Indoor cannabis cultivation is often used to produce medical marijuana since it gives the cultivator complete control over the environment. With this method, the plant isn’t at the whim of unpredictable fluctuations in temperature, humidity, light, soil composition or any other environmental factor. Instead, plants are grown in consistent conditions with every factor accounted for by the cultivator. This lets growers “fine-tune” their plants to meet medicinal needs and to cultivate year-round.
This method tends to give products a mass-produced quality, thus a more consistent look and effect. It’s also an appealing method for recreational cannabis producers who live in cities or areas where outdoor growth is simply not possible. “Closet cultivation” isn’t always as sophisticated as indoor medicinal facilities—some of them are truly technological marvels—but it gets the job done.
For cultivators looking to produce a more organic, artisan product, outdoors cultivation is somewhat of a tradition. This is especially the case in the “Emerald Triangle” of Northern California, a region that largely established the United States cannabis trade in the sixties. Climate and soil conditions in the Emerald Triangle were ideal for hosting the “green rush” that would sweep through the region, eventually accounting for over half of U.S. cannabis production (before legalization).
As you could expect, outdoor cultivation is a much more difficult method. If the environment isn’t right or consistent, cultivation will constantly be brought to a standstill. Outdoor plants are subject to variable weather and environmental factors, leaving them far less consistent in appearance and effect than those cultivated indoors. However, if proper conditions are met, outdoor cultivation can produce rich, healthy, and large plants.

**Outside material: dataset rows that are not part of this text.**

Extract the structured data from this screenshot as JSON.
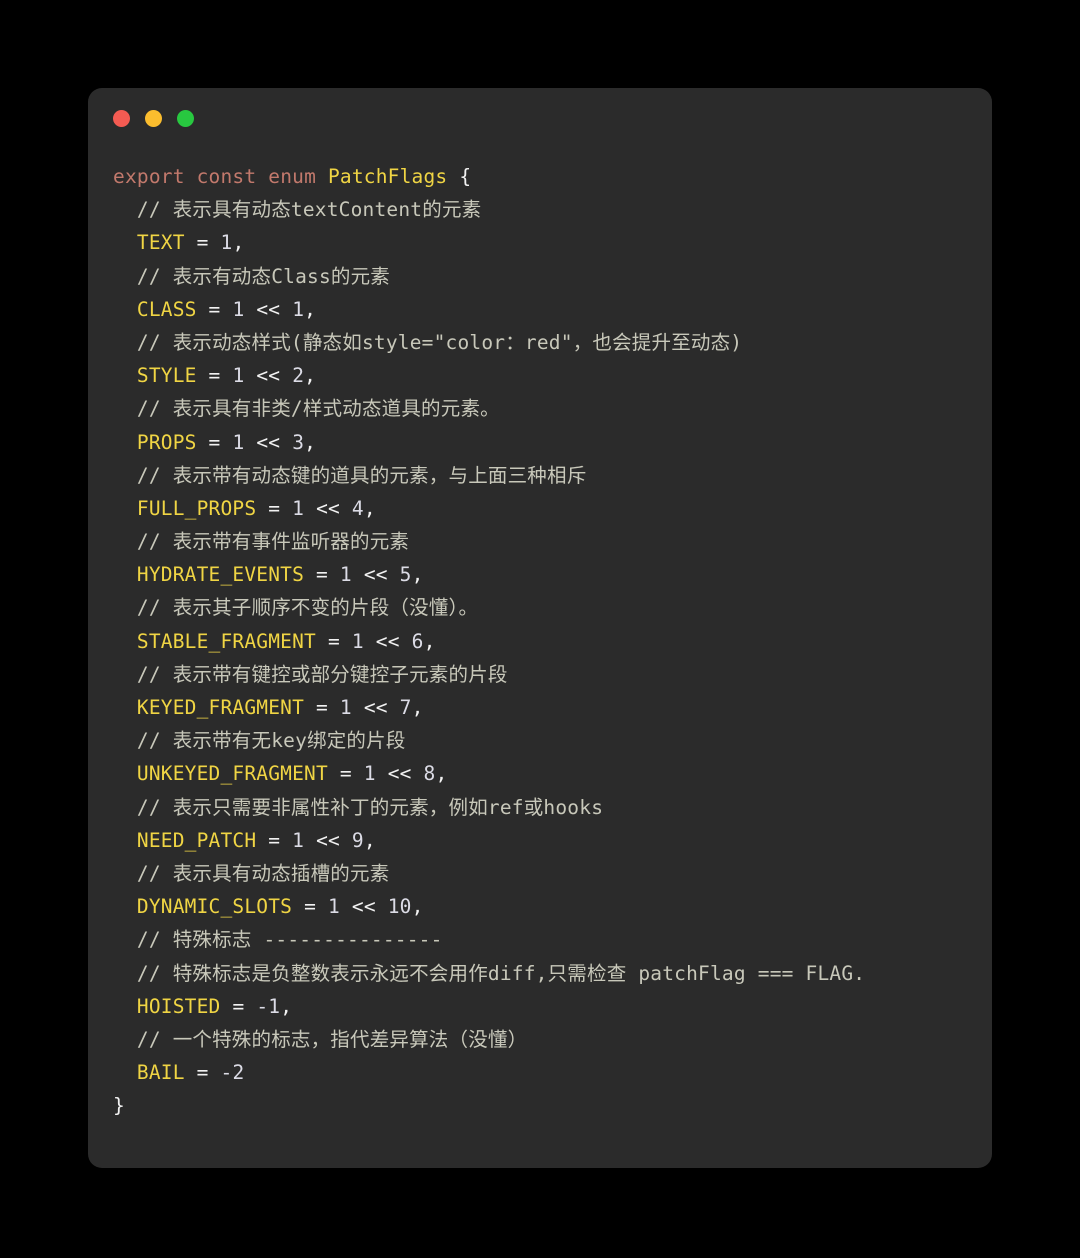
{
  "window": {
    "background": "#2b2b2b",
    "page_background": "#000000",
    "controls": [
      {
        "name": "close",
        "color": "#f45b52"
      },
      {
        "name": "minimize",
        "color": "#fbbd2e"
      },
      {
        "name": "maximize",
        "color": "#28c840"
      }
    ]
  },
  "theme": {
    "keyword": "#c2796c",
    "type_name": "#f0d544",
    "enum_member": "#f0d544",
    "number": "#dcdce6",
    "operator": "#f2f2f2",
    "comment": "#c8c8ba",
    "punctuation": "#f2f2f2"
  },
  "code": {
    "language": "typescript",
    "lines": [
      {
        "indent": 0,
        "tokens": [
          {
            "t": "kw",
            "v": "export"
          },
          {
            "t": "sp",
            "v": " "
          },
          {
            "t": "kw",
            "v": "const"
          },
          {
            "t": "sp",
            "v": " "
          },
          {
            "t": "kw",
            "v": "enum"
          },
          {
            "t": "sp",
            "v": " "
          },
          {
            "t": "type",
            "v": "PatchFlags"
          },
          {
            "t": "sp",
            "v": " "
          },
          {
            "t": "brace",
            "v": "{"
          }
        ]
      },
      {
        "indent": 1,
        "tokens": [
          {
            "t": "cmt",
            "v": "// 表示具有动态textContent的元素"
          }
        ]
      },
      {
        "indent": 1,
        "tokens": [
          {
            "t": "name",
            "v": "TEXT"
          },
          {
            "t": "sp",
            "v": " "
          },
          {
            "t": "op",
            "v": "="
          },
          {
            "t": "sp",
            "v": " "
          },
          {
            "t": "num",
            "v": "1"
          },
          {
            "t": "punct",
            "v": ","
          }
        ]
      },
      {
        "indent": 1,
        "tokens": [
          {
            "t": "cmt",
            "v": "// 表示有动态Class的元素"
          }
        ]
      },
      {
        "indent": 1,
        "tokens": [
          {
            "t": "name",
            "v": "CLASS"
          },
          {
            "t": "sp",
            "v": " "
          },
          {
            "t": "op",
            "v": "="
          },
          {
            "t": "sp",
            "v": " "
          },
          {
            "t": "num",
            "v": "1"
          },
          {
            "t": "sp",
            "v": " "
          },
          {
            "t": "op",
            "v": "<<"
          },
          {
            "t": "sp",
            "v": " "
          },
          {
            "t": "num",
            "v": "1"
          },
          {
            "t": "punct",
            "v": ","
          }
        ]
      },
      {
        "indent": 1,
        "tokens": [
          {
            "t": "cmt",
            "v": "// 表示动态样式(静态如style=\"color：red\"，也会提升至动态)"
          }
        ]
      },
      {
        "indent": 1,
        "tokens": [
          {
            "t": "name",
            "v": "STYLE"
          },
          {
            "t": "sp",
            "v": " "
          },
          {
            "t": "op",
            "v": "="
          },
          {
            "t": "sp",
            "v": " "
          },
          {
            "t": "num",
            "v": "1"
          },
          {
            "t": "sp",
            "v": " "
          },
          {
            "t": "op",
            "v": "<<"
          },
          {
            "t": "sp",
            "v": " "
          },
          {
            "t": "num",
            "v": "2"
          },
          {
            "t": "punct",
            "v": ","
          }
        ]
      },
      {
        "indent": 1,
        "tokens": [
          {
            "t": "cmt",
            "v": "// 表示具有非类/样式动态道具的元素。"
          }
        ]
      },
      {
        "indent": 1,
        "tokens": [
          {
            "t": "name",
            "v": "PROPS"
          },
          {
            "t": "sp",
            "v": " "
          },
          {
            "t": "op",
            "v": "="
          },
          {
            "t": "sp",
            "v": " "
          },
          {
            "t": "num",
            "v": "1"
          },
          {
            "t": "sp",
            "v": " "
          },
          {
            "t": "op",
            "v": "<<"
          },
          {
            "t": "sp",
            "v": " "
          },
          {
            "t": "num",
            "v": "3"
          },
          {
            "t": "punct",
            "v": ","
          }
        ]
      },
      {
        "indent": 1,
        "tokens": [
          {
            "t": "cmt",
            "v": "// 表示带有动态键的道具的元素，与上面三种相斥"
          }
        ]
      },
      {
        "indent": 1,
        "tokens": [
          {
            "t": "name",
            "v": "FULL_PROPS"
          },
          {
            "t": "sp",
            "v": " "
          },
          {
            "t": "op",
            "v": "="
          },
          {
            "t": "sp",
            "v": " "
          },
          {
            "t": "num",
            "v": "1"
          },
          {
            "t": "sp",
            "v": " "
          },
          {
            "t": "op",
            "v": "<<"
          },
          {
            "t": "sp",
            "v": " "
          },
          {
            "t": "num",
            "v": "4"
          },
          {
            "t": "punct",
            "v": ","
          }
        ]
      },
      {
        "indent": 1,
        "tokens": [
          {
            "t": "cmt",
            "v": "// 表示带有事件监听器的元素"
          }
        ]
      },
      {
        "indent": 1,
        "tokens": [
          {
            "t": "name",
            "v": "HYDRATE_EVENTS"
          },
          {
            "t": "sp",
            "v": " "
          },
          {
            "t": "op",
            "v": "="
          },
          {
            "t": "sp",
            "v": " "
          },
          {
            "t": "num",
            "v": "1"
          },
          {
            "t": "sp",
            "v": " "
          },
          {
            "t": "op",
            "v": "<<"
          },
          {
            "t": "sp",
            "v": " "
          },
          {
            "t": "num",
            "v": "5"
          },
          {
            "t": "punct",
            "v": ","
          }
        ]
      },
      {
        "indent": 1,
        "tokens": [
          {
            "t": "cmt",
            "v": "// 表示其子顺序不变的片段（没懂）。"
          }
        ]
      },
      {
        "indent": 1,
        "tokens": [
          {
            "t": "name",
            "v": "STABLE_FRAGMENT"
          },
          {
            "t": "sp",
            "v": " "
          },
          {
            "t": "op",
            "v": "="
          },
          {
            "t": "sp",
            "v": " "
          },
          {
            "t": "num",
            "v": "1"
          },
          {
            "t": "sp",
            "v": " "
          },
          {
            "t": "op",
            "v": "<<"
          },
          {
            "t": "sp",
            "v": " "
          },
          {
            "t": "num",
            "v": "6"
          },
          {
            "t": "punct",
            "v": ","
          }
        ]
      },
      {
        "indent": 1,
        "tokens": [
          {
            "t": "cmt",
            "v": "// 表示带有键控或部分键控子元素的片段"
          }
        ]
      },
      {
        "indent": 1,
        "tokens": [
          {
            "t": "name",
            "v": "KEYED_FRAGMENT"
          },
          {
            "t": "sp",
            "v": " "
          },
          {
            "t": "op",
            "v": "="
          },
          {
            "t": "sp",
            "v": " "
          },
          {
            "t": "num",
            "v": "1"
          },
          {
            "t": "sp",
            "v": " "
          },
          {
            "t": "op",
            "v": "<<"
          },
          {
            "t": "sp",
            "v": " "
          },
          {
            "t": "num",
            "v": "7"
          },
          {
            "t": "punct",
            "v": ","
          }
        ]
      },
      {
        "indent": 1,
        "tokens": [
          {
            "t": "cmt",
            "v": "// 表示带有无key绑定的片段"
          }
        ]
      },
      {
        "indent": 1,
        "tokens": [
          {
            "t": "name",
            "v": "UNKEYED_FRAGMENT"
          },
          {
            "t": "sp",
            "v": " "
          },
          {
            "t": "op",
            "v": "="
          },
          {
            "t": "sp",
            "v": " "
          },
          {
            "t": "num",
            "v": "1"
          },
          {
            "t": "sp",
            "v": " "
          },
          {
            "t": "op",
            "v": "<<"
          },
          {
            "t": "sp",
            "v": " "
          },
          {
            "t": "num",
            "v": "8"
          },
          {
            "t": "punct",
            "v": ","
          }
        ]
      },
      {
        "indent": 1,
        "tokens": [
          {
            "t": "cmt",
            "v": "// 表示只需要非属性补丁的元素，例如ref或hooks"
          }
        ]
      },
      {
        "indent": 1,
        "tokens": [
          {
            "t": "name",
            "v": "NEED_PATCH"
          },
          {
            "t": "sp",
            "v": " "
          },
          {
            "t": "op",
            "v": "="
          },
          {
            "t": "sp",
            "v": " "
          },
          {
            "t": "num",
            "v": "1"
          },
          {
            "t": "sp",
            "v": " "
          },
          {
            "t": "op",
            "v": "<<"
          },
          {
            "t": "sp",
            "v": " "
          },
          {
            "t": "num",
            "v": "9"
          },
          {
            "t": "punct",
            "v": ","
          }
        ]
      },
      {
        "indent": 1,
        "tokens": [
          {
            "t": "cmt",
            "v": "// 表示具有动态插槽的元素"
          }
        ]
      },
      {
        "indent": 1,
        "tokens": [
          {
            "t": "name",
            "v": "DYNAMIC_SLOTS"
          },
          {
            "t": "sp",
            "v": " "
          },
          {
            "t": "op",
            "v": "="
          },
          {
            "t": "sp",
            "v": " "
          },
          {
            "t": "num",
            "v": "1"
          },
          {
            "t": "sp",
            "v": " "
          },
          {
            "t": "op",
            "v": "<<"
          },
          {
            "t": "sp",
            "v": " "
          },
          {
            "t": "num",
            "v": "10"
          },
          {
            "t": "punct",
            "v": ","
          }
        ]
      },
      {
        "indent": 1,
        "tokens": [
          {
            "t": "cmt",
            "v": "// 特殊标志 ---------------"
          }
        ]
      },
      {
        "indent": 1,
        "tokens": [
          {
            "t": "cmt",
            "v": "// 特殊标志是负整数表示永远不会用作diff,只需检查 patchFlag === FLAG."
          }
        ]
      },
      {
        "indent": 1,
        "tokens": [
          {
            "t": "name",
            "v": "HOISTED"
          },
          {
            "t": "sp",
            "v": " "
          },
          {
            "t": "op",
            "v": "="
          },
          {
            "t": "sp",
            "v": " "
          },
          {
            "t": "num",
            "v": "-1"
          },
          {
            "t": "punct",
            "v": ","
          }
        ]
      },
      {
        "indent": 1,
        "tokens": [
          {
            "t": "cmt",
            "v": "// 一个特殊的标志，指代差异算法（没懂）"
          }
        ]
      },
      {
        "indent": 1,
        "tokens": [
          {
            "t": "name",
            "v": "BAIL"
          },
          {
            "t": "sp",
            "v": " "
          },
          {
            "t": "op",
            "v": "="
          },
          {
            "t": "sp",
            "v": " "
          },
          {
            "t": "num",
            "v": "-2"
          }
        ]
      },
      {
        "indent": 0,
        "tokens": [
          {
            "t": "brace",
            "v": "}"
          }
        ]
      }
    ]
  }
}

Greenhouse and Light Deprivation Cultivation
Much like outdoor cultivation, plants that are grown in greenhouses or with light deprivation rely on the sun. But they aren’t entirely subjected to the environment. Plants grown with these methods are actually closer akin to indoor cultivation since they involve artificially controlling the elements.
The greenhouses method gives cultivators the ability to farm all year since they can control the humidity and overall climate of the greenhouse. The light deprivation method lets the cultivator control when the plant begins to flower by altering the amount of sunlight it receives. This also helps to extend the plants’ cultivation period and allow cultivators to keep their plants safer and produce a consistent product.